A ministry helping grieving families

By Joe Pisani

Jenine Berardesca, Family Services Director for Catholic Cemeteries, sees her work as a ministry for people who have lost loved ones.

Last year, she began the Tree of Remembrance celebration at St. Mary/Putnam Cemetery in Greenwich, and several hundred people showed up to put photos of their deceased family members and friends on a 10-foot-tall spruce.

But Berardesca’s work goes beyond providing services and assistance to families who are grieving. It also involves her personal prayers.

“I realized very early in my career while driving through the cemetery, that monuments became reminders of the families I had come to know and care about,” she says. “I would ride past and found myself asking God to bless them or comfort them. My prayers were nothing elaborate, just short and sweet heartfelt words to God. Simple prayers, which over the years have become part of my everyday prayer life.”

Several years ago, while attending the All Souls Mass at St Mary/Putnam, she realized how simple it would be to include prayers for souls in purgatory. “Now, I make sure that I do,” she says. “If I don’t have a specific name to pray for, I pray by cemetery section.

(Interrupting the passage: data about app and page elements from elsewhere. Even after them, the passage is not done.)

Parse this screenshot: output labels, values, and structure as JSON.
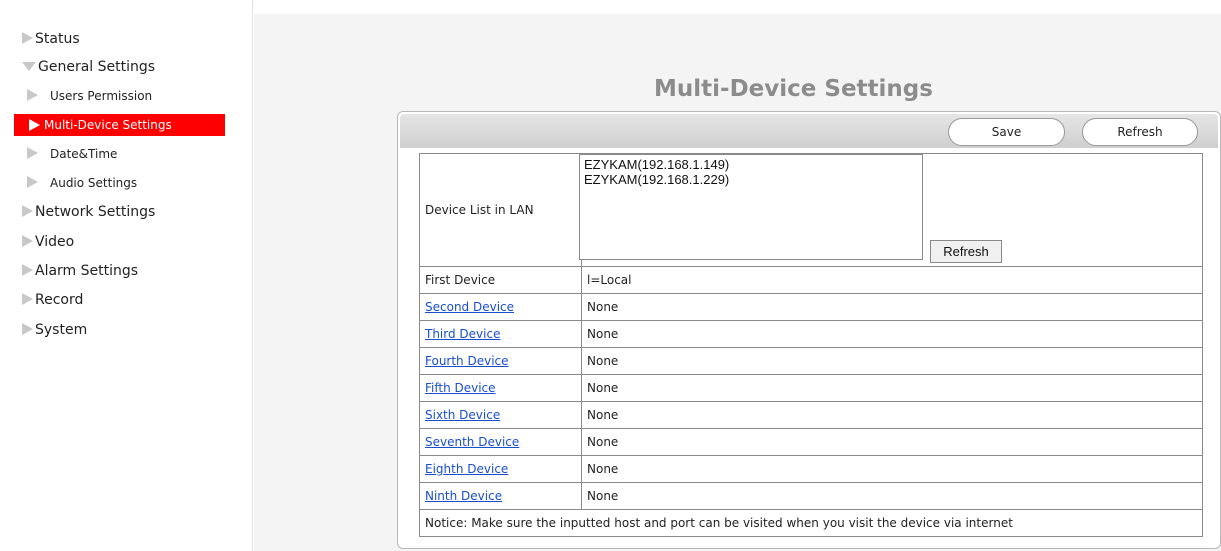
{
  "sidebar": {
    "items": [
      {
        "label": "Status"
      },
      {
        "label": "General Settings"
      },
      {
        "label": "Network Settings"
      },
      {
        "label": "Video"
      },
      {
        "label": "Alarm Settings"
      },
      {
        "label": "Record"
      },
      {
        "label": "System"
      }
    ],
    "subitems": [
      {
        "label": "Users Permission"
      },
      {
        "label": "Multi-Device Settings"
      },
      {
        "label": "Date&Time"
      },
      {
        "label": "Audio Settings"
      }
    ]
  },
  "main": {
    "title": "Multi-Device Settings",
    "toolbar": {
      "save_label": "Save",
      "refresh_label": "Refresh"
    },
    "device_list": {
      "label": "Device List in LAN",
      "entries": [
        "EZYKAM(192.168.1.149)",
        "EZYKAM(192.168.1.229)"
      ],
      "refresh_label": "Refresh"
    },
    "devices": [
      {
        "label": "First Device",
        "value": "l=Local"
      },
      {
        "label": "Second Device",
        "value": "None"
      },
      {
        "label": "Third Device",
        "value": "None"
      },
      {
        "label": "Fourth Device",
        "value": "None"
      },
      {
        "label": "Fifth Device",
        "value": "None"
      },
      {
        "label": "Sixth Device",
        "value": "None"
      },
      {
        "label": "Seventh Device",
        "value": "None"
      },
      {
        "label": "Eighth Device",
        "value": "None"
      },
      {
        "label": "Ninth Device",
        "value": "None"
      }
    ],
    "notice": "Notice: Make sure the inputted host and port can be visited when you visit the device via internet"
  },
  "colors": {
    "active_bg": "#ff0000",
    "link": "#1a4fcc",
    "title": "#8c8c8c"
  },
  "icons": {
    "collapsed": "triangle-right-icon",
    "expanded": "triangle-down-icon"
  }
}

I don’t have a long time to pray, but fortunately I pass a lot of sections in my work.”

Her approach is simple. “When someone comes to your mind, consider it an invitation from the Holy Spirit to say a little prayer for them,” she says. “God will hear you. You don’t need a monument. Anything can be a reminder — a billboard, a song, a flower — and I highly recommend it.”

At Catholic Cemeteries of the Diocese of Bridgeport, Jenine is not alone in her approach to work.

She is joined by Jean Leitz, whose mother Ann died a little over a year ago. For many months, Jean was her 24/7 caregiver after she suffered a stroke. Her mother was an inspiration in Jean’s work at St. Peter Cemetery in Danbury, where as a Footstone Specialist, she takes great pride in making the cemetery look the best it can be for families who have loved ones buried there.

When she was alive, her mother taught Jean the importance of honoring their family plot, which has six graves — with one remaining for Leitz.

“I always took pride in our family plot and tried hard to make the area look good,” she says. “I learned that from my mom. She set a wonderful example. She took care of my dad when he was alive … and when he died.”

Leitz extends that same care and concern to all the graves in St. Peter’s.

“Working in the cemetery, I can show my love and respect to my mom and my dad Alfred,” she said. “Not everyone is blessed to have visitors. Some [of the deceased] have no one to visit, and I take pride in caring for their individual stones — as if their family members were present. When I make things look nice that’s me expressing my care for everyone buried there, and for their families, even though I might not meet them.

Leitz assists with burials in the field and in the mausoleums, but her specialty is caring for foot stones, which can sometimes sink in the ground or get covered with grass and need to be cleaned and lifted.

“I’m learning so much from my boss Rich and my coworker Vito, who have been very supportive,” she says. “I truly enjoy my job and love coming to work every day. After a long hard day’s work, I can look out and see the fruits of my labor.”

Her colleague Johanna Ordonez believes it was God’s providence that led to her job as a Family Advisor at St. Peter Cemetery. After 18 years working as a pharmacy technician, she left Walgreen’s, and that very same day, a priest at St. Peter Church told her about an opening at the cemetery. Although the work is totally different from her previous job, it lets her do what is most important to her — help people who are dealing with a tragedy.

“God put me here for a reason, the Colombia native said. “I never thought before what it would be like working in a cemetery, but when you work here, you meet families that need your help. It is a very important job. It is a ministry.”

Ordonez is always available to assist families with filling out paperwork and helping them make decisions on what she says is often “the worst day of their lives, when they just lost their mom, their dad, a brother or sister or child.”

“My first family was a young couple who just lost a baby,” she sadly recalls. It was very difficult, but she assisted them, offered consolation and prayed for them. Sometimes family members are upset because their belief in God can be shaken after losing a loved one, she said.

Her Catholic faith is fundamental to Ordonez. She has volunteered at her parish for more than 18 years, and her husband Jorge is studying for the permanent diaconate. She is also a member of a prayer group that meets Monday nights, and she uses it as an opportunity to pray for people who have died, along with their families.

In addition, she often finds herself explaining the importance of Catholic funeral rites to her friends and people she meets. (For more information, visit )

“Every day we try to do our best,” Ordonez says. “When people come through that door, I introduce myself, and they become part of my family. I know why God put me in this place.”